__WHAT IS REQUIRED__:
Find every line below with "icon" in it and give only how many there are.

__DATASET RECORDS__:

····················

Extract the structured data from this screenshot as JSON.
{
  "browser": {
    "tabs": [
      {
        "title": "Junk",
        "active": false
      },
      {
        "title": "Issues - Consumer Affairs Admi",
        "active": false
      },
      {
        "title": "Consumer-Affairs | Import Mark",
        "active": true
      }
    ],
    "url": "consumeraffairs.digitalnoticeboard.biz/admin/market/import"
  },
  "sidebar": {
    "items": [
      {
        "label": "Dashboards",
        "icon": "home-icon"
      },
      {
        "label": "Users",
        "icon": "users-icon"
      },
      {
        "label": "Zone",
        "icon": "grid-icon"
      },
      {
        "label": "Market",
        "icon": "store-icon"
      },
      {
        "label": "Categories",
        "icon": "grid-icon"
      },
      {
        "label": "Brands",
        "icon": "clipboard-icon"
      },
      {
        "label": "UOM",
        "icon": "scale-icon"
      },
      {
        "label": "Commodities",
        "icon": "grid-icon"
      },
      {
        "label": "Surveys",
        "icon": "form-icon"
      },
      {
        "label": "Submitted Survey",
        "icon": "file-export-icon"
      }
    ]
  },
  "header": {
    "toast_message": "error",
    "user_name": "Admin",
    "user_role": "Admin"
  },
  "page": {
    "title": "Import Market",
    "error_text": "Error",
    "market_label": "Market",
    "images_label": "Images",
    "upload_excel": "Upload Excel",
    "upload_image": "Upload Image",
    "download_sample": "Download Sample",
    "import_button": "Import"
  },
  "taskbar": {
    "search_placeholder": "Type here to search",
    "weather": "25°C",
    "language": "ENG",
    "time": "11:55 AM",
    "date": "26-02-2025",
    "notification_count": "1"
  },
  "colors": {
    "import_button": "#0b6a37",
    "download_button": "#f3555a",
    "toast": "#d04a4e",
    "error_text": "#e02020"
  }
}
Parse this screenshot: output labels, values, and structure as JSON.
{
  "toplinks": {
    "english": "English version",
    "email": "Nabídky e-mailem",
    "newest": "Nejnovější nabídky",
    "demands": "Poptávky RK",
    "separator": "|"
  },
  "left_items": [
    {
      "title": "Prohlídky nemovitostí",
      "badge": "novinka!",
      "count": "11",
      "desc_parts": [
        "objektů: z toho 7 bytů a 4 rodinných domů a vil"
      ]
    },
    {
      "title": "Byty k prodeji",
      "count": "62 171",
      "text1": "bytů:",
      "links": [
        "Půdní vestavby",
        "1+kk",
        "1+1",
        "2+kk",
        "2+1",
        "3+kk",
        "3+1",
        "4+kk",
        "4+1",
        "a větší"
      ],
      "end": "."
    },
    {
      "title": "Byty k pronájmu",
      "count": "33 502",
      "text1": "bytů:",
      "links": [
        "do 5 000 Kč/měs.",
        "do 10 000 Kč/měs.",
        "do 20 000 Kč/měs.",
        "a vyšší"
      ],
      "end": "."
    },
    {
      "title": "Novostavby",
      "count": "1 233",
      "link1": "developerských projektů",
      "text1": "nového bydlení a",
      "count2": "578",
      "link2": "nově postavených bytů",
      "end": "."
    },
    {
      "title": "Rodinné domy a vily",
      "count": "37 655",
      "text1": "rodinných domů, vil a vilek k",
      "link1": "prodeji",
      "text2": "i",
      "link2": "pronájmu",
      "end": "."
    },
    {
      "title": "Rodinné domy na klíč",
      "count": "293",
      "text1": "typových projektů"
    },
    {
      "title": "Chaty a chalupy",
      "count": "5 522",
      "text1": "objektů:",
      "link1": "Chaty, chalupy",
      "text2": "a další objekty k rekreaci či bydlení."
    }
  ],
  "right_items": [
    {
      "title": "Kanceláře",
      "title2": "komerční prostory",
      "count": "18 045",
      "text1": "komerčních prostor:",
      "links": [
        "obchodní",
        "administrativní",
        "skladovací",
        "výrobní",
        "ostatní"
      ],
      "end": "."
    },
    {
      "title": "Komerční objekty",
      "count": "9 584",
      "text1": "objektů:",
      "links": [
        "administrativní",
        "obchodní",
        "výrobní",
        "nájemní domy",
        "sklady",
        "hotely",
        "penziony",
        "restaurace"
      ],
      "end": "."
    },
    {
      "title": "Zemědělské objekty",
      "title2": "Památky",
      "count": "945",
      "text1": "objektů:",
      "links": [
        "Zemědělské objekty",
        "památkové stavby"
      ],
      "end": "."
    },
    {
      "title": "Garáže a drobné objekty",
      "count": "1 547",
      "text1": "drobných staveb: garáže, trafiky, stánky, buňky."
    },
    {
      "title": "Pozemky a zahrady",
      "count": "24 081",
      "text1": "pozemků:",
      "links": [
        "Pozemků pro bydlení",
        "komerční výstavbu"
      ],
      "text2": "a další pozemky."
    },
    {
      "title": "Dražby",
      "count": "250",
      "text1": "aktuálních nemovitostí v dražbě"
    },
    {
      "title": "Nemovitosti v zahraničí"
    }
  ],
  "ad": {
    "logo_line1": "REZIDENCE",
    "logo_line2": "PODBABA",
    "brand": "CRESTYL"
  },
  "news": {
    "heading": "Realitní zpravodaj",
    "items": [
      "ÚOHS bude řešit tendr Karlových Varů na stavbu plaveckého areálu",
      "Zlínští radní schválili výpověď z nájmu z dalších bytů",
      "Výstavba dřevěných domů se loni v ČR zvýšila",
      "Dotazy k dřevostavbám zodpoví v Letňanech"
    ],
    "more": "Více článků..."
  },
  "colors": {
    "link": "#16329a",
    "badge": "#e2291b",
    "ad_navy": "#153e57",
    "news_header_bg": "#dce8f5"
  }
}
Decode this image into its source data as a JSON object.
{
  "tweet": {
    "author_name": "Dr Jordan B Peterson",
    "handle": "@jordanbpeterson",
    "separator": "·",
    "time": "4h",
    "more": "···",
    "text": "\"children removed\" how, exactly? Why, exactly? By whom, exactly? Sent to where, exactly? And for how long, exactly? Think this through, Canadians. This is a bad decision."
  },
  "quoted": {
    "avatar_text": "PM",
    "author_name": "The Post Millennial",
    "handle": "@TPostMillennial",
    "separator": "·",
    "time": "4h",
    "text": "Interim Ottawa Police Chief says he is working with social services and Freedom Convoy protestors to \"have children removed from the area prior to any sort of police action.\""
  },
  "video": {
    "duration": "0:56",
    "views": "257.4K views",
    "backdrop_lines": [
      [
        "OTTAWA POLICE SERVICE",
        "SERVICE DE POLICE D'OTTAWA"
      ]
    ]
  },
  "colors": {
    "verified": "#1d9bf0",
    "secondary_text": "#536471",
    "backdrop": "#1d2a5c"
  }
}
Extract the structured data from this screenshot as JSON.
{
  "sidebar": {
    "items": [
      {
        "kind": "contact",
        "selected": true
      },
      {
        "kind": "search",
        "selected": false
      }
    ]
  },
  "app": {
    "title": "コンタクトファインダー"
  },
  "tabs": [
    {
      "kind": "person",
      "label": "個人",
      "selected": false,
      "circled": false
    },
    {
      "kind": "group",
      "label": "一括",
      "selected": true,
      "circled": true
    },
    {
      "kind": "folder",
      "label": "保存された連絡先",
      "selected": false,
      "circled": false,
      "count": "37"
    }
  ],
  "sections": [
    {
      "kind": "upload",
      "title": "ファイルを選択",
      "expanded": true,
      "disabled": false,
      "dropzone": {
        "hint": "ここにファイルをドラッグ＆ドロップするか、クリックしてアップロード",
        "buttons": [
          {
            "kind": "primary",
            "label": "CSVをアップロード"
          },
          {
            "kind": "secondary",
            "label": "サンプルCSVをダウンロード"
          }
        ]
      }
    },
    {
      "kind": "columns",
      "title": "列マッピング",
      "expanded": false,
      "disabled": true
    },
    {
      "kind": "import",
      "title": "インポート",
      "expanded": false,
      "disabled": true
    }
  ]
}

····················

__RESULT OF THIS TASK__:
10